SUPPLIED DATA
+-------+

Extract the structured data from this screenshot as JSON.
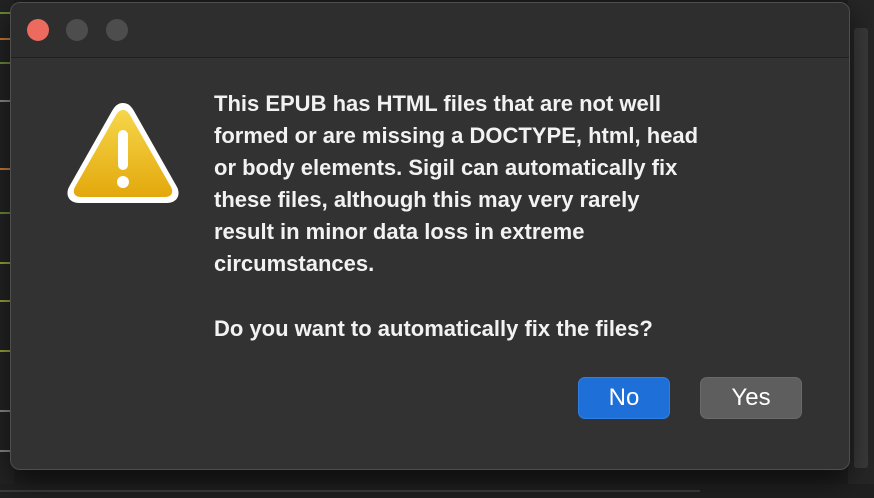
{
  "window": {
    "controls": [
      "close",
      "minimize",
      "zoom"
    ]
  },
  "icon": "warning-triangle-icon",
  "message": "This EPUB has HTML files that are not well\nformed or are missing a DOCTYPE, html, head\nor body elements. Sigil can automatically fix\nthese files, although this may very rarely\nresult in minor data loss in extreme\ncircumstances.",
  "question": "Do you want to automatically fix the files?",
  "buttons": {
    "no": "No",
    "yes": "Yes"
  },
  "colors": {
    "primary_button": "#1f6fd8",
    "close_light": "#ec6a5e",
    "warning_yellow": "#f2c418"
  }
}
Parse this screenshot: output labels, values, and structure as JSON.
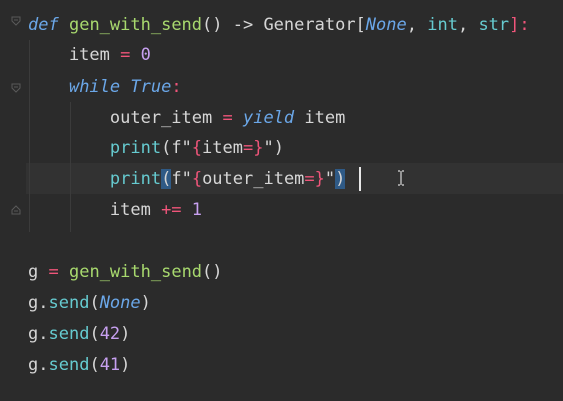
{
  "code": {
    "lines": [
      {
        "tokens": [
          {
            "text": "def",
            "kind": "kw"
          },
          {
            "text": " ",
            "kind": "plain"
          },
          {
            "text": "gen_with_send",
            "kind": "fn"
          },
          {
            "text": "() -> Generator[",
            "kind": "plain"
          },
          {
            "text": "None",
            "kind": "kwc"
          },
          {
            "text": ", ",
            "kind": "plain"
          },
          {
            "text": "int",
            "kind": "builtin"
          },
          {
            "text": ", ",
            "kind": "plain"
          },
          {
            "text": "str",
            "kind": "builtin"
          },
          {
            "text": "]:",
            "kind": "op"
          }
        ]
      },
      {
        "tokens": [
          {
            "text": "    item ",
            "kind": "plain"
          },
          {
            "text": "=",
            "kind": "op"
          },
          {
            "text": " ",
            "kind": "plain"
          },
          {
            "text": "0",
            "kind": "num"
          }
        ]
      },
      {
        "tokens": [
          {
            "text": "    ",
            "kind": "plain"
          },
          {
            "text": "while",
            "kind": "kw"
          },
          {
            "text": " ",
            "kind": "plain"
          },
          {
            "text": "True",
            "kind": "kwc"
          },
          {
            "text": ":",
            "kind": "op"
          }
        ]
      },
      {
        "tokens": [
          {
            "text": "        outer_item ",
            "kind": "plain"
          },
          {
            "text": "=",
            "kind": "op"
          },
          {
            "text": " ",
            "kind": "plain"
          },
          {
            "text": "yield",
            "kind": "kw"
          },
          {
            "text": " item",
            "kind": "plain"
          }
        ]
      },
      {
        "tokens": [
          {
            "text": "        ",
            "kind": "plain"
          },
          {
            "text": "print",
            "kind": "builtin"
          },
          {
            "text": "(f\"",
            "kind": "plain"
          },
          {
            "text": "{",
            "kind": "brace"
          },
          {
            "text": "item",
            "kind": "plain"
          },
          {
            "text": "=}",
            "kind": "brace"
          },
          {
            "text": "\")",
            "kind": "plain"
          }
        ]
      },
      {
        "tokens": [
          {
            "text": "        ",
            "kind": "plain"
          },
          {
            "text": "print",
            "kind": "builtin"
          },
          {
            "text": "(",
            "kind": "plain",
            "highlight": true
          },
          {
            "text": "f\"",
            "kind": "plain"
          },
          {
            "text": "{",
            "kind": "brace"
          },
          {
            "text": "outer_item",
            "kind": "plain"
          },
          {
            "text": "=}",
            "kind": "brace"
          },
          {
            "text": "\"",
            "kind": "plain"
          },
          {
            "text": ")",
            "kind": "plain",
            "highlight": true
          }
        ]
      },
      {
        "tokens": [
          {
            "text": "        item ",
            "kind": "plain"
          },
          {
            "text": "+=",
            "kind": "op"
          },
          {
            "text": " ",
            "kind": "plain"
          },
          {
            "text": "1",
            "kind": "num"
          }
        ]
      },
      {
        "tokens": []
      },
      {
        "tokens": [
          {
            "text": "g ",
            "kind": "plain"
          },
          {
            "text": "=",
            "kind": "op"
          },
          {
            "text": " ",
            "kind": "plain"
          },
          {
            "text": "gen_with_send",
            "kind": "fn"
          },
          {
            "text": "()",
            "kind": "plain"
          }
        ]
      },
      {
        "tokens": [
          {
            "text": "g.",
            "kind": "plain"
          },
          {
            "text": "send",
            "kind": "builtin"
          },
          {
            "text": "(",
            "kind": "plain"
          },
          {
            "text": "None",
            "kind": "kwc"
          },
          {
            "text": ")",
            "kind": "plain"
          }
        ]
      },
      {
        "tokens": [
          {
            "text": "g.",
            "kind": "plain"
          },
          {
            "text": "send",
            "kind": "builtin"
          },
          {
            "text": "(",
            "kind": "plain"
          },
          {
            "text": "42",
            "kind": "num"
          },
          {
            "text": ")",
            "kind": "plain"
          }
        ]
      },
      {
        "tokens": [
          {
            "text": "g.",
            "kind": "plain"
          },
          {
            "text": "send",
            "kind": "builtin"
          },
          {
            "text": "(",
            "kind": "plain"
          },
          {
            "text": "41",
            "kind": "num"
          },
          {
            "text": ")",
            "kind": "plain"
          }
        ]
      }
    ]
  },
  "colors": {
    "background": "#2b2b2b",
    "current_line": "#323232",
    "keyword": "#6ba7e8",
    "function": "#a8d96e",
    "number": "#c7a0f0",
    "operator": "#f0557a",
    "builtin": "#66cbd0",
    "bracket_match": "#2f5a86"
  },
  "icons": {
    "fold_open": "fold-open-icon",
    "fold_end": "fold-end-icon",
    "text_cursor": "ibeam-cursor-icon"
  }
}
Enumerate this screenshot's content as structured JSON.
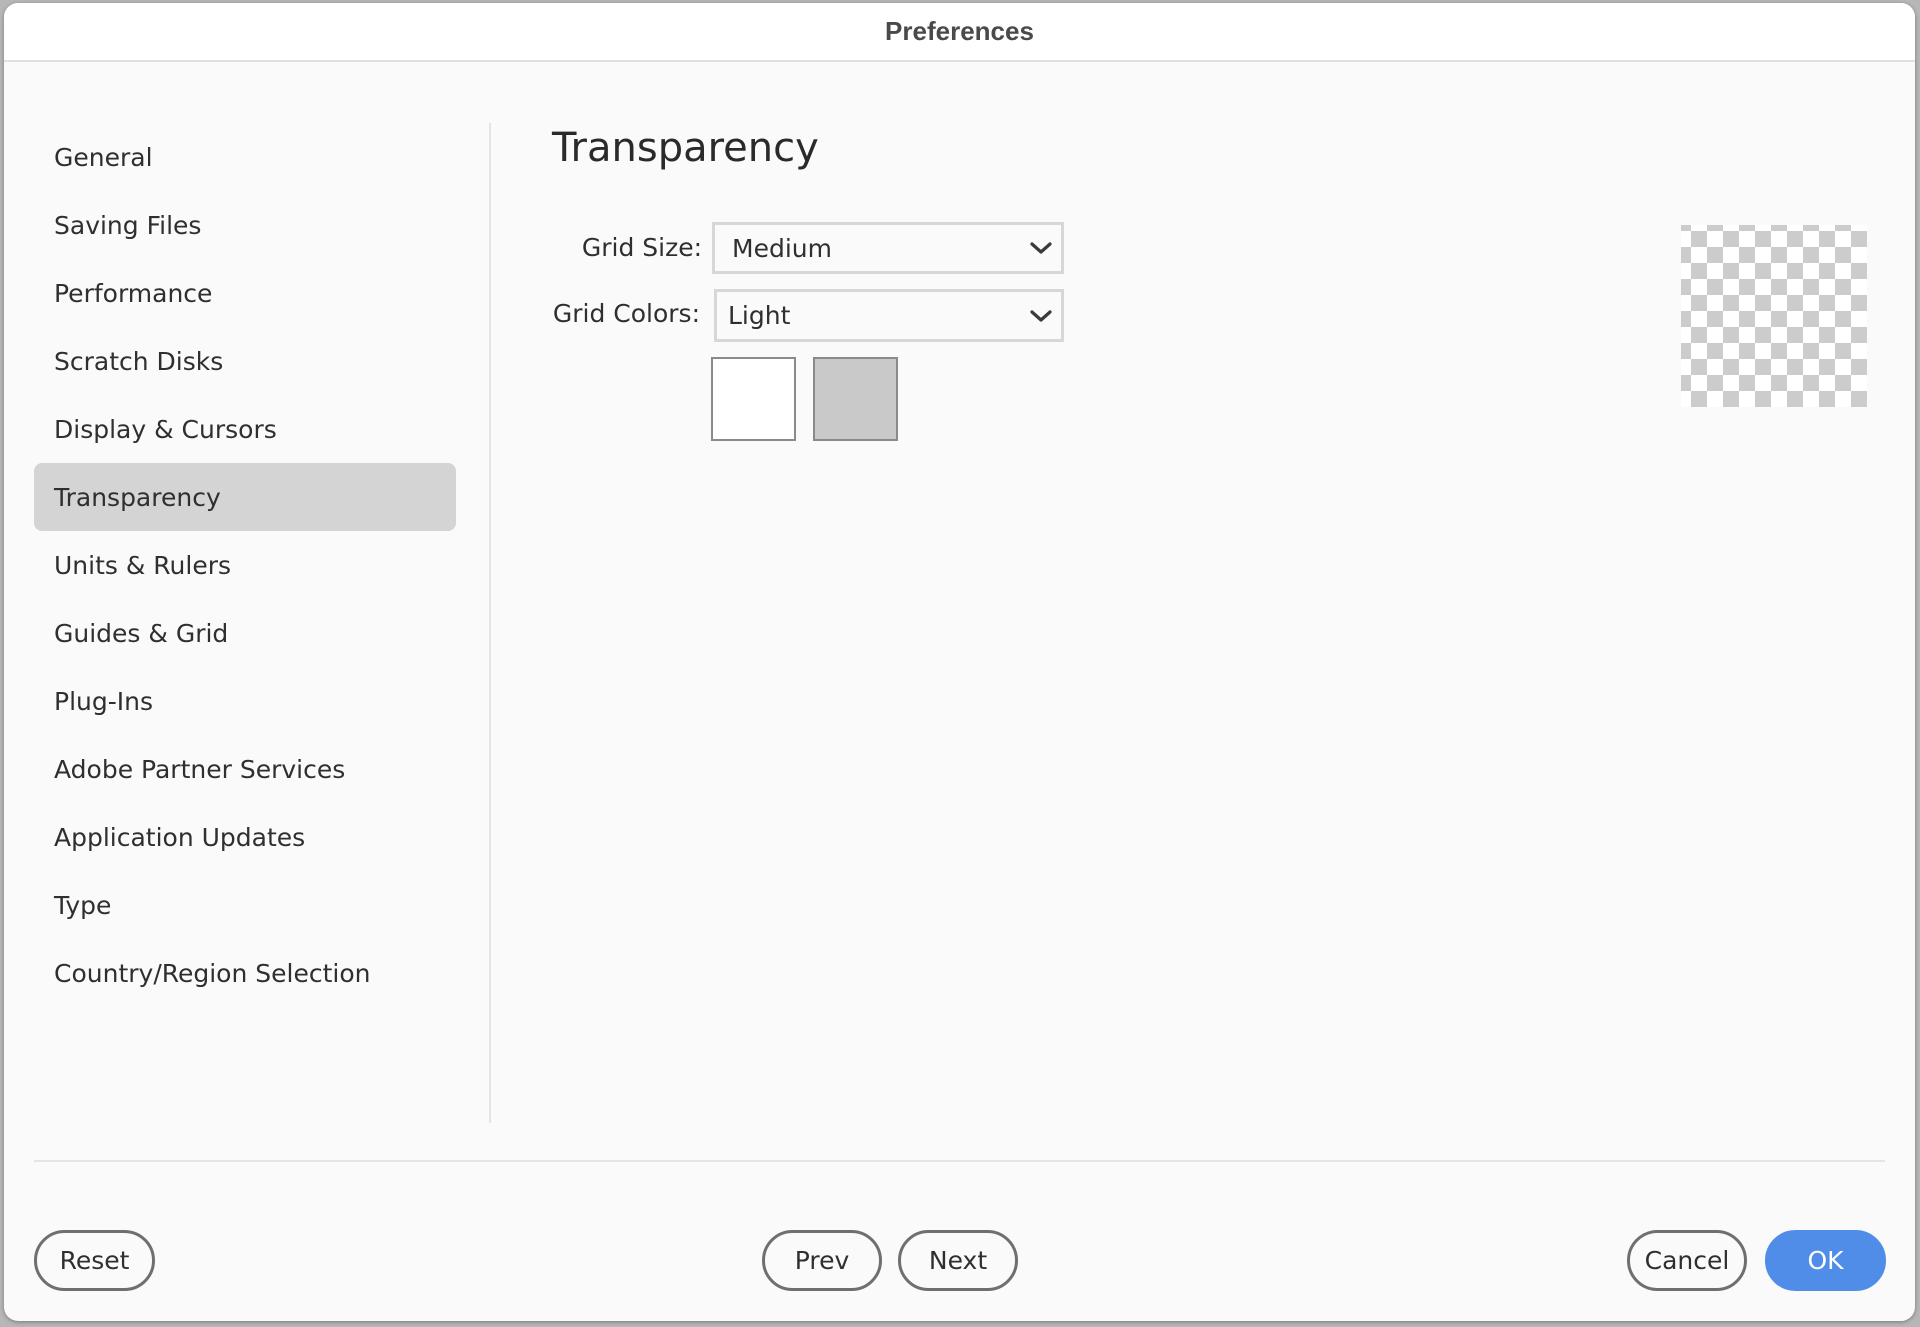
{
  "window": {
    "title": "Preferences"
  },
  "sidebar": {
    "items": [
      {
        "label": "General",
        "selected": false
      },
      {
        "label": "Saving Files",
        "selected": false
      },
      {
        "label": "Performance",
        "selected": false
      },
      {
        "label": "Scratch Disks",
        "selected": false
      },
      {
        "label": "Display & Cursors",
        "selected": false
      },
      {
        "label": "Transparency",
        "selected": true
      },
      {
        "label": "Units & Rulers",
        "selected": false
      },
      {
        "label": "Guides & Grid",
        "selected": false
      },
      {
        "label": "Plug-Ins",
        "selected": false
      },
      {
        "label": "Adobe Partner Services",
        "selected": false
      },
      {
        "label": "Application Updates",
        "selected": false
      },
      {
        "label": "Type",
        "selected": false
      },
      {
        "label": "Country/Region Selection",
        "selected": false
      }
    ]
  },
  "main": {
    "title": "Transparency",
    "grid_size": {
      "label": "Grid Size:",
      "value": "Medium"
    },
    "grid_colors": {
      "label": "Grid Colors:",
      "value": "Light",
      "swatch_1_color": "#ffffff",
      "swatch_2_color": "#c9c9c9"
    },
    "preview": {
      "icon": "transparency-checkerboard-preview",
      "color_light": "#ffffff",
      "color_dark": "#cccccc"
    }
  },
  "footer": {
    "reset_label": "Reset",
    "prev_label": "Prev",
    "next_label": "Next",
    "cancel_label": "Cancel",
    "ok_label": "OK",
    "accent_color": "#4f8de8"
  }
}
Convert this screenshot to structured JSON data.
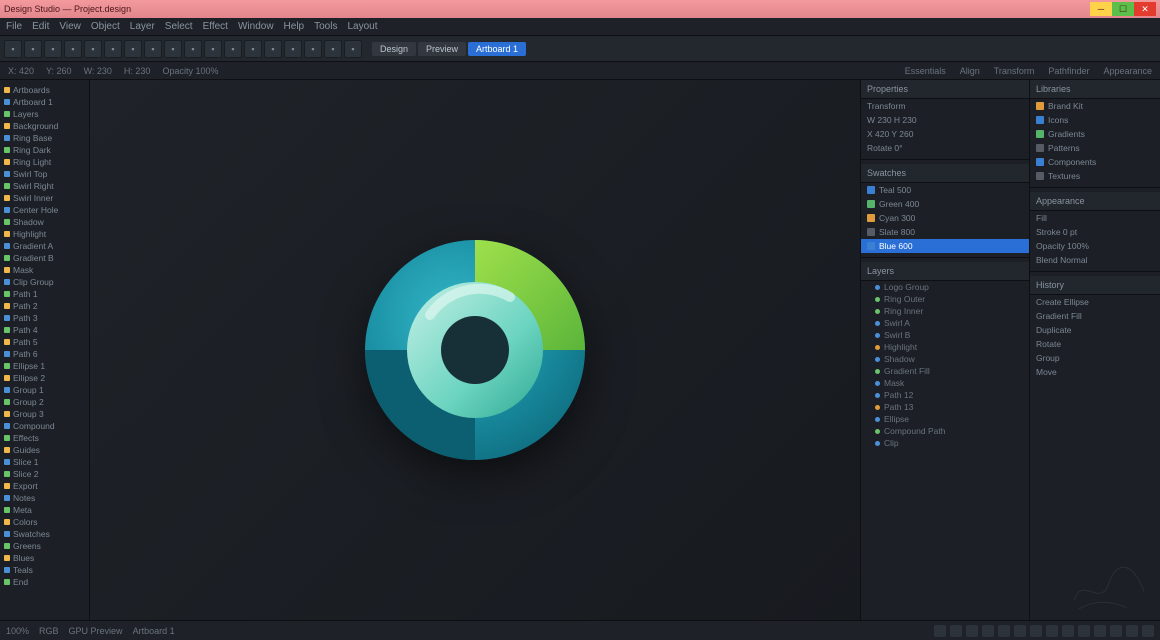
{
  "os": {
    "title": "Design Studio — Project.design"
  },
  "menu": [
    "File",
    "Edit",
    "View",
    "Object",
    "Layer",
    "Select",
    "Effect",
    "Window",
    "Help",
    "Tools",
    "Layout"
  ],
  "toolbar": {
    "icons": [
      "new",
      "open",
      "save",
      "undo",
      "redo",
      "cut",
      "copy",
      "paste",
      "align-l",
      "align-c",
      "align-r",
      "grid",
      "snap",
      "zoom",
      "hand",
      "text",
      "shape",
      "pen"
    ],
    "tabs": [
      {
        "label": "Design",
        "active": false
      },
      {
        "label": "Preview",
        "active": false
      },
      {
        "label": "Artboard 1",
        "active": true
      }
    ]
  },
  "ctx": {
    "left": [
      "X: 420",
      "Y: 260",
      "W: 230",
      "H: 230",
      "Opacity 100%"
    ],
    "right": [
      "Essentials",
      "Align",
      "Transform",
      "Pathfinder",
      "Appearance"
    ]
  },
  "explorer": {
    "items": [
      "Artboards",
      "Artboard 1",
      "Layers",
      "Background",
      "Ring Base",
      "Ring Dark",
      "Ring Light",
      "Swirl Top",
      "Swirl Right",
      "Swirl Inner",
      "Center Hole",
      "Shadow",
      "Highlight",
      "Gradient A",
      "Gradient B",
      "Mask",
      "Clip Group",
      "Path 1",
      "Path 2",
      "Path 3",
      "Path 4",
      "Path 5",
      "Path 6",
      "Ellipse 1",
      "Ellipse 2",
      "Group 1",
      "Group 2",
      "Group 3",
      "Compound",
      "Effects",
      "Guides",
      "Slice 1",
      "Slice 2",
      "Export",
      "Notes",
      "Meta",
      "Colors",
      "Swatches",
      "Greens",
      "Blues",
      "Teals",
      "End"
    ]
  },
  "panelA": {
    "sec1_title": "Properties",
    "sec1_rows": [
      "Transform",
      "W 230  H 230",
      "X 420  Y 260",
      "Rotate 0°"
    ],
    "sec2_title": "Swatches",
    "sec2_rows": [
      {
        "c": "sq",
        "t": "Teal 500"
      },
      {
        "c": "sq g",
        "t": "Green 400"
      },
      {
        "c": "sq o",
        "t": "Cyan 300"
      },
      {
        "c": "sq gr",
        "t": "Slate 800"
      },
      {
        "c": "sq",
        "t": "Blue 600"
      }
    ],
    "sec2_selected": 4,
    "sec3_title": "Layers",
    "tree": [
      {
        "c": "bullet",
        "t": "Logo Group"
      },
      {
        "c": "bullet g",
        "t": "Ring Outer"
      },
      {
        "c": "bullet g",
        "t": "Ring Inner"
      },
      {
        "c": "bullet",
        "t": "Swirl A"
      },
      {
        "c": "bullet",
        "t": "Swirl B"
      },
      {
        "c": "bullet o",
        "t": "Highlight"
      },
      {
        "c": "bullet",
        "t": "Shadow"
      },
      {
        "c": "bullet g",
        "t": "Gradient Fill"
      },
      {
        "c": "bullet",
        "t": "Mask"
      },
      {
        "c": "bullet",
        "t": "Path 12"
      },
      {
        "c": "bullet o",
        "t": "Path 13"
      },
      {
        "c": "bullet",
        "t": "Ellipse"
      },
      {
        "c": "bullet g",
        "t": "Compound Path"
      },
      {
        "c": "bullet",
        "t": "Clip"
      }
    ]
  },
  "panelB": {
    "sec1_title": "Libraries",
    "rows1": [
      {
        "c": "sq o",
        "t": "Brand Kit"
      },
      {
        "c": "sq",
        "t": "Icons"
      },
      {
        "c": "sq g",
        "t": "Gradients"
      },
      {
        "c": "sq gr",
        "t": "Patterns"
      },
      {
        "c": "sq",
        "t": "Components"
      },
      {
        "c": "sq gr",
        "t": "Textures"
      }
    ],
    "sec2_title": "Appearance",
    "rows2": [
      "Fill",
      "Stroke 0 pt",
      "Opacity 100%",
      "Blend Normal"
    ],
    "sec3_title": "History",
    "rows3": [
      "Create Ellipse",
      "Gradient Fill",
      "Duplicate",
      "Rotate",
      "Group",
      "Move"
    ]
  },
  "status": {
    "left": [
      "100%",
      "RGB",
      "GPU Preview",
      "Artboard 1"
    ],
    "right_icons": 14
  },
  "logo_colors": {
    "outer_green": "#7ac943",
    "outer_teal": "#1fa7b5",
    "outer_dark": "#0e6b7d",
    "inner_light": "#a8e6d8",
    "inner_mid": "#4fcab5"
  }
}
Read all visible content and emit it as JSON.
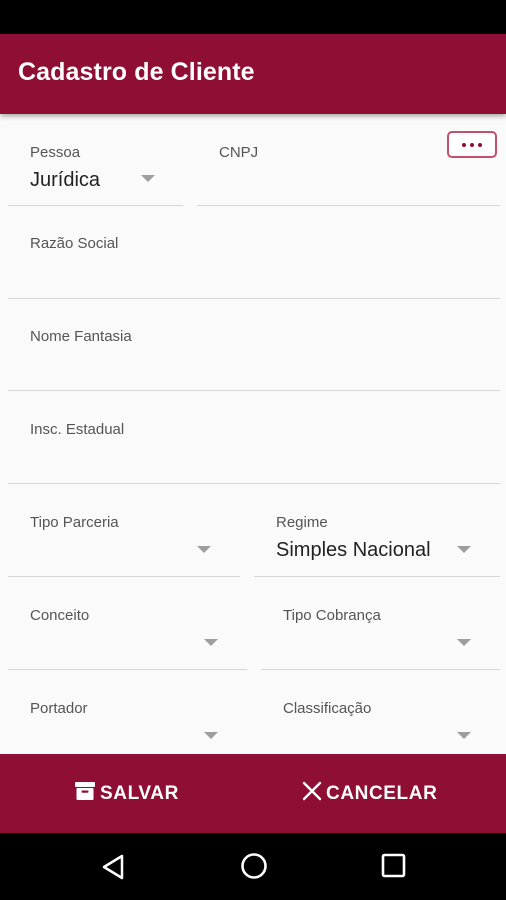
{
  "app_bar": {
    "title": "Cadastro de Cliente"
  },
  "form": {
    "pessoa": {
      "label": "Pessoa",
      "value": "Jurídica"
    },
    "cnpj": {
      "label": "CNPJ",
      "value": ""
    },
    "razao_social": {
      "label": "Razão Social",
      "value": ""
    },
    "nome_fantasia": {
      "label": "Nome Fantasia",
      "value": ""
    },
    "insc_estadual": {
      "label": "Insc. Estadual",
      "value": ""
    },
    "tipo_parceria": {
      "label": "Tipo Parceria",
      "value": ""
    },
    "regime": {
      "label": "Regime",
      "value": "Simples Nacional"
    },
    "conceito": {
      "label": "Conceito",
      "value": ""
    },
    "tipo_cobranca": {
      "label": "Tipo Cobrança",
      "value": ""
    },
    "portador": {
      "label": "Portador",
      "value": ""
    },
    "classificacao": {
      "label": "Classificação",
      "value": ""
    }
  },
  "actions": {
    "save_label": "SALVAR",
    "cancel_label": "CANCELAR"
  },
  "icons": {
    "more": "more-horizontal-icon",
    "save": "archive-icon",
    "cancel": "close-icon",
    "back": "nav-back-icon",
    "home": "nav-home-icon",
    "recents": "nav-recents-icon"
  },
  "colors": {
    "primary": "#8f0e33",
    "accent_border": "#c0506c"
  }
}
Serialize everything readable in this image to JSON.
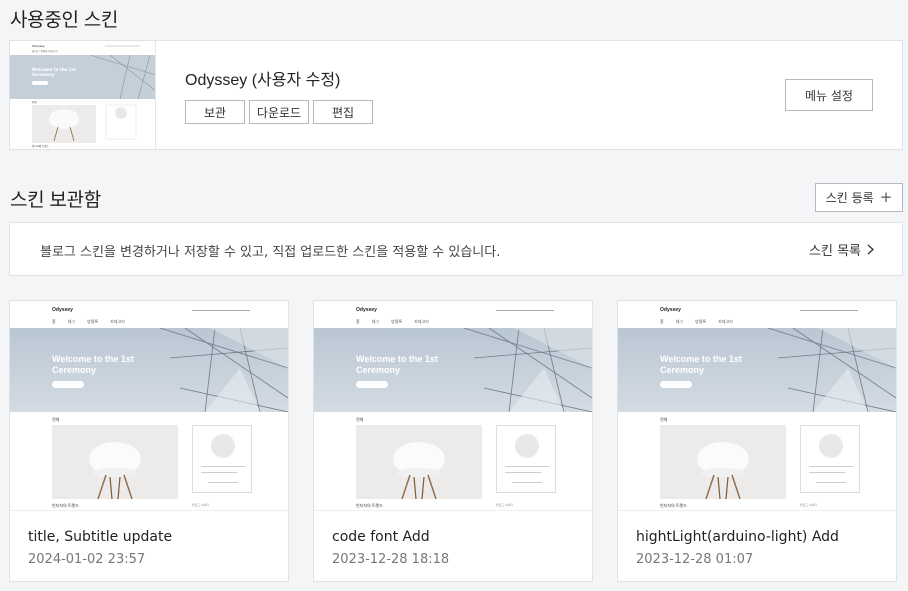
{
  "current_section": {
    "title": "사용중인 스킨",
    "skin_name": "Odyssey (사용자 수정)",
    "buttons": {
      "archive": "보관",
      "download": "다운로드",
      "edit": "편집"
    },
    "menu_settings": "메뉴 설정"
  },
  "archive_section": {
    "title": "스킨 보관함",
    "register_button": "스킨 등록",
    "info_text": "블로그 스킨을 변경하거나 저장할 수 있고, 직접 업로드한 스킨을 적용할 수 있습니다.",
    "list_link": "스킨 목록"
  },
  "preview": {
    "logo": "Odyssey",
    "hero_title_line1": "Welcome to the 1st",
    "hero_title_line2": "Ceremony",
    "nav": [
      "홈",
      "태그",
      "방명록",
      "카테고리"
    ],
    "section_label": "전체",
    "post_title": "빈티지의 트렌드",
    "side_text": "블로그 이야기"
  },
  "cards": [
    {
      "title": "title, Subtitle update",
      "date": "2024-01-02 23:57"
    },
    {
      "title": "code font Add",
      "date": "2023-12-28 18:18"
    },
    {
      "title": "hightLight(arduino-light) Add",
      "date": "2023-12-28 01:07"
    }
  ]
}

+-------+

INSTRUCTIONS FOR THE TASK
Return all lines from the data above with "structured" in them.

TASK RESULT
Extract the structured data from this screenshot as JSON.
Enumerate this screenshot's content as structured JSON.
Convert this screenshot to structured JSON data.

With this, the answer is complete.